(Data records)
_ _ _ _
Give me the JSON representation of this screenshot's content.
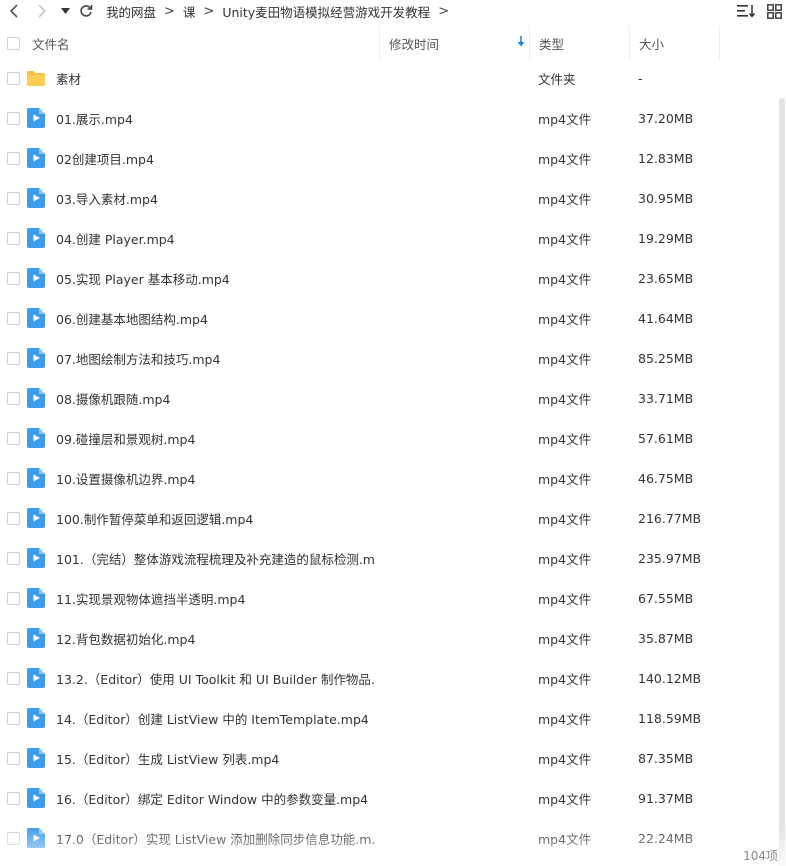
{
  "breadcrumb": [
    "我的网盘",
    "课",
    "Unity麦田物语模拟经营游戏开发教程"
  ],
  "breadcrumb_separator": ">",
  "columns": {
    "name": "文件名",
    "date": "修改时间",
    "type": "类型",
    "size": "大小"
  },
  "sort": {
    "column": "date",
    "direction": "desc"
  },
  "colors": {
    "accent": "#1e88e5",
    "folder": "#f7c144",
    "video": "#3d9bea"
  },
  "files": [
    {
      "name": "素材",
      "icon": "folder-icon",
      "type": "文件夹",
      "size": "-"
    },
    {
      "name": "01.展示.mp4",
      "icon": "video-file-icon",
      "type": "mp4文件",
      "size": "37.20MB"
    },
    {
      "name": "02创建项目.mp4",
      "icon": "video-file-icon",
      "type": "mp4文件",
      "size": "12.83MB"
    },
    {
      "name": "03.导入素材.mp4",
      "icon": "video-file-icon",
      "type": "mp4文件",
      "size": "30.95MB"
    },
    {
      "name": "04.创建 Player.mp4",
      "icon": "video-file-icon",
      "type": "mp4文件",
      "size": "19.29MB"
    },
    {
      "name": "05.实现 Player 基本移动.mp4",
      "icon": "video-file-icon",
      "type": "mp4文件",
      "size": "23.65MB"
    },
    {
      "name": "06.创建基本地图结构.mp4",
      "icon": "video-file-icon",
      "type": "mp4文件",
      "size": "41.64MB"
    },
    {
      "name": "07.地图绘制方法和技巧.mp4",
      "icon": "video-file-icon",
      "type": "mp4文件",
      "size": "85.25MB"
    },
    {
      "name": "08.摄像机跟随.mp4",
      "icon": "video-file-icon",
      "type": "mp4文件",
      "size": "33.71MB"
    },
    {
      "name": "09.碰撞层和景观树.mp4",
      "icon": "video-file-icon",
      "type": "mp4文件",
      "size": "57.61MB"
    },
    {
      "name": "10.设置摄像机边界.mp4",
      "icon": "video-file-icon",
      "type": "mp4文件",
      "size": "46.75MB"
    },
    {
      "name": "100.制作暂停菜单和返回逻辑.mp4",
      "icon": "video-file-icon",
      "type": "mp4文件",
      "size": "216.77MB"
    },
    {
      "name": "101.（完结）整体游戏流程梳理及补充建造的鼠标检测.m...",
      "icon": "video-file-icon",
      "type": "mp4文件",
      "size": "235.97MB"
    },
    {
      "name": "11.实现景观物体遮挡半透明.mp4",
      "icon": "video-file-icon",
      "type": "mp4文件",
      "size": "67.55MB"
    },
    {
      "name": "12.背包数据初始化.mp4",
      "icon": "video-file-icon",
      "type": "mp4文件",
      "size": "35.87MB"
    },
    {
      "name": "13.2.（Editor）使用 UI Toolkit 和 UI Builder 制作物品...",
      "icon": "video-file-icon",
      "type": "mp4文件",
      "size": "140.12MB"
    },
    {
      "name": "14.（Editor）创建 ListView 中的 ItemTemplate.mp4",
      "icon": "video-file-icon",
      "type": "mp4文件",
      "size": "118.59MB"
    },
    {
      "name": "15.（Editor）生成 ListView 列表.mp4",
      "icon": "video-file-icon",
      "type": "mp4文件",
      "size": "87.35MB"
    },
    {
      "name": "16.（Editor）绑定 Editor Window 中的参数变量.mp4",
      "icon": "video-file-icon",
      "type": "mp4文件",
      "size": "91.37MB"
    },
    {
      "name": "17.0（Editor）实现 ListView 添加删除同步信息功能.m...",
      "icon": "video-file-icon",
      "type": "mp4文件",
      "size": "22.24MB"
    }
  ],
  "status": {
    "count": "104项"
  }
}
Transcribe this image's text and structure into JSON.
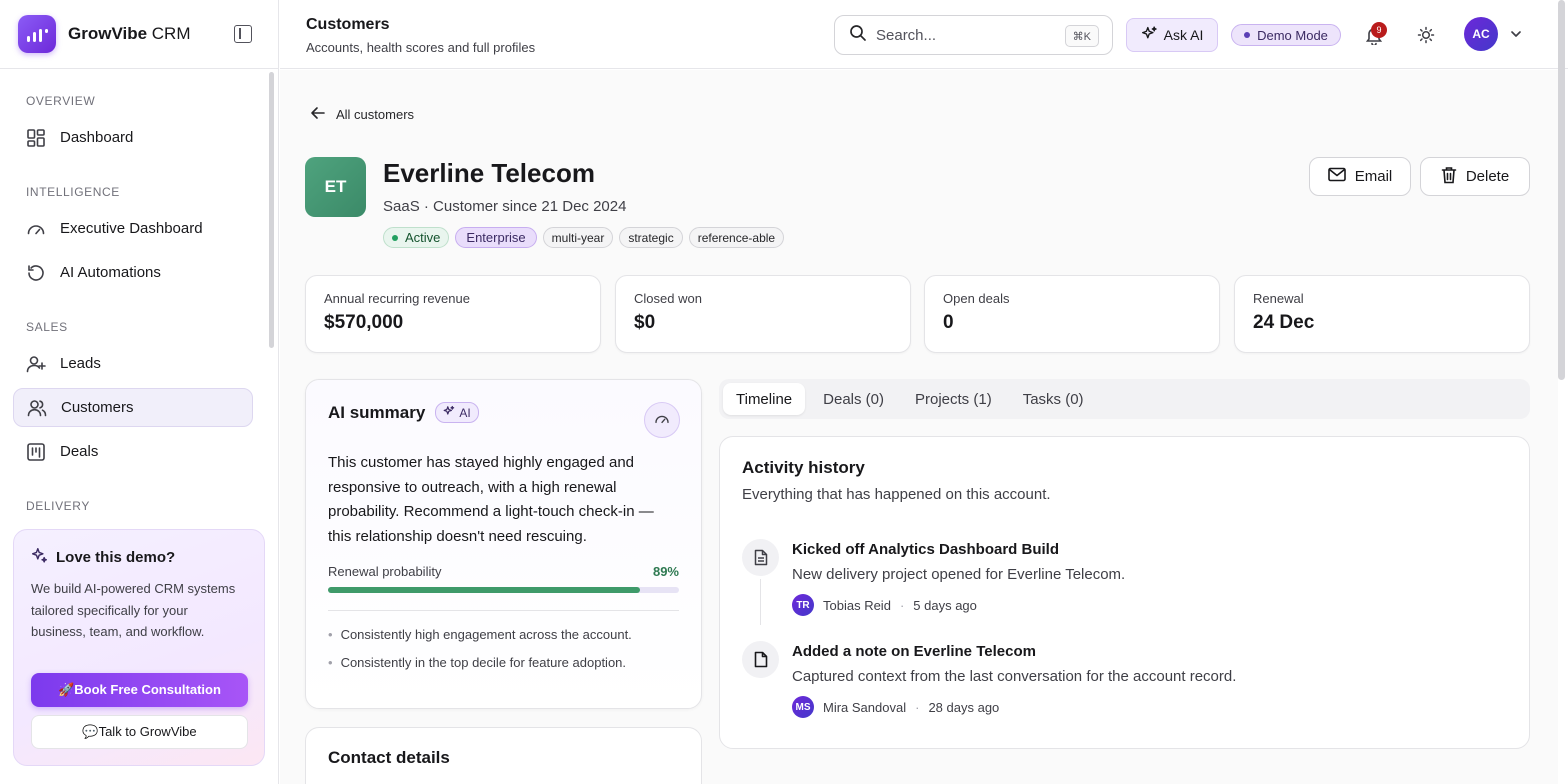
{
  "brand": {
    "name_bold": "GrowVibe",
    "name_rest": " CRM"
  },
  "sidebar": {
    "sections": [
      {
        "label": "OVERVIEW"
      },
      {
        "label": "INTELLIGENCE"
      },
      {
        "label": "SALES"
      },
      {
        "label": "DELIVERY"
      }
    ],
    "items": [
      {
        "label": "Dashboard",
        "icon": "dashboard-icon"
      },
      {
        "label": "Executive Dashboard",
        "icon": "gauge-icon"
      },
      {
        "label": "AI Automations",
        "icon": "refresh-icon"
      },
      {
        "label": "Leads",
        "icon": "user-plus-icon"
      },
      {
        "label": "Customers",
        "icon": "users-icon",
        "active": true
      },
      {
        "label": "Deals",
        "icon": "kanban-icon"
      }
    ],
    "promo": {
      "title": "Love this demo?",
      "text": "We build AI-powered CRM systems tailored specifically for your business, team, and workflow.",
      "book_label": "🚀Book Free Consultation",
      "talk_label": "💬Talk to GrowVibe"
    }
  },
  "header": {
    "title": "Customers",
    "subtitle": "Accounts, health scores and full profiles",
    "search_placeholder": "Search...",
    "search_shortcut": "⌘K",
    "ask_ai_label": "Ask AI",
    "demo_mode_label": "Demo Mode",
    "notification_count": "9",
    "user_initials": "AC"
  },
  "customer": {
    "back_label": "All customers",
    "initials": "ET",
    "name": "Everline Telecom",
    "subtitle": "SaaS · Customer since 21 Dec 2024",
    "status": "Active",
    "tier": "Enterprise",
    "tags": [
      "multi-year",
      "strategic",
      "reference-able"
    ],
    "email_label": "Email",
    "delete_label": "Delete"
  },
  "stats": [
    {
      "label": "Annual recurring revenue",
      "value": "$570,000"
    },
    {
      "label": "Closed won",
      "value": "$0"
    },
    {
      "label": "Open deals",
      "value": "0"
    },
    {
      "label": "Renewal",
      "value": "24 Dec"
    }
  ],
  "ai_summary": {
    "title": "AI summary",
    "badge": "AI",
    "body": "This customer has stayed highly engaged and responsive to outreach, with a high renewal probability. Recommend a light-touch check-in — this relationship doesn't need rescuing.",
    "renewal_label": "Renewal probability",
    "renewal_pct": "89%",
    "renewal_value": 0.89,
    "bullets": [
      "Consistently high engagement across the account.",
      "Consistently in the top decile for feature adoption."
    ]
  },
  "contact": {
    "title": "Contact details"
  },
  "tabs": [
    {
      "label": "Timeline",
      "selected": true
    },
    {
      "label": "Deals (0)"
    },
    {
      "label": "Projects (1)"
    },
    {
      "label": "Tasks (0)"
    }
  ],
  "activity": {
    "title": "Activity history",
    "subtitle": "Everything that has happened on this account.",
    "events": [
      {
        "icon": "document-icon",
        "title": "Kicked off Analytics Dashboard Build",
        "description": "New delivery project opened for Everline Telecom.",
        "author_initials": "TR",
        "author": "Tobias Reid",
        "time": "5 days ago"
      },
      {
        "icon": "note-icon",
        "title": "Added a note on Everline Telecom",
        "description": "Captured context from the last conversation for the account record.",
        "author_initials": "MS",
        "author": "Mira Sandoval",
        "time": "28 days ago"
      }
    ]
  }
}
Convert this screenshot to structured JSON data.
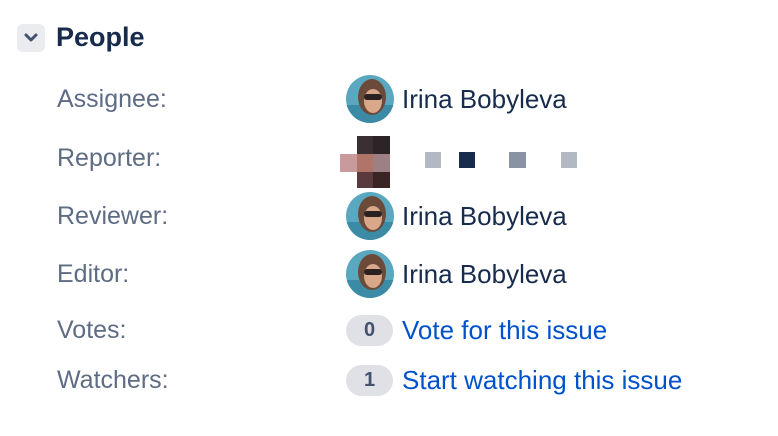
{
  "section": {
    "title": "People",
    "toggle_icon": "chevron-down-icon"
  },
  "assignee": {
    "label": "Assignee:",
    "name": "Irina Bobyleva"
  },
  "reporter": {
    "label": "Reporter:"
  },
  "reviewer": {
    "label": "Reviewer:",
    "name": "Irina Bobyleva"
  },
  "editor": {
    "label": "Editor:",
    "name": "Irina Bobyleva"
  },
  "votes": {
    "label": "Votes:",
    "count": "0",
    "action": "Vote for this issue"
  },
  "watchers": {
    "label": "Watchers:",
    "count": "1",
    "action": "Start watching this issue"
  },
  "colors": {
    "text": "#172b4d",
    "label": "#5e6c84",
    "link": "#0052cc",
    "badge": "#dfe1e6"
  }
}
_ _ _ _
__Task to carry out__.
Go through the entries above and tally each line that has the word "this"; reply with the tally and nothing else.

__Answer to the exercise__.
8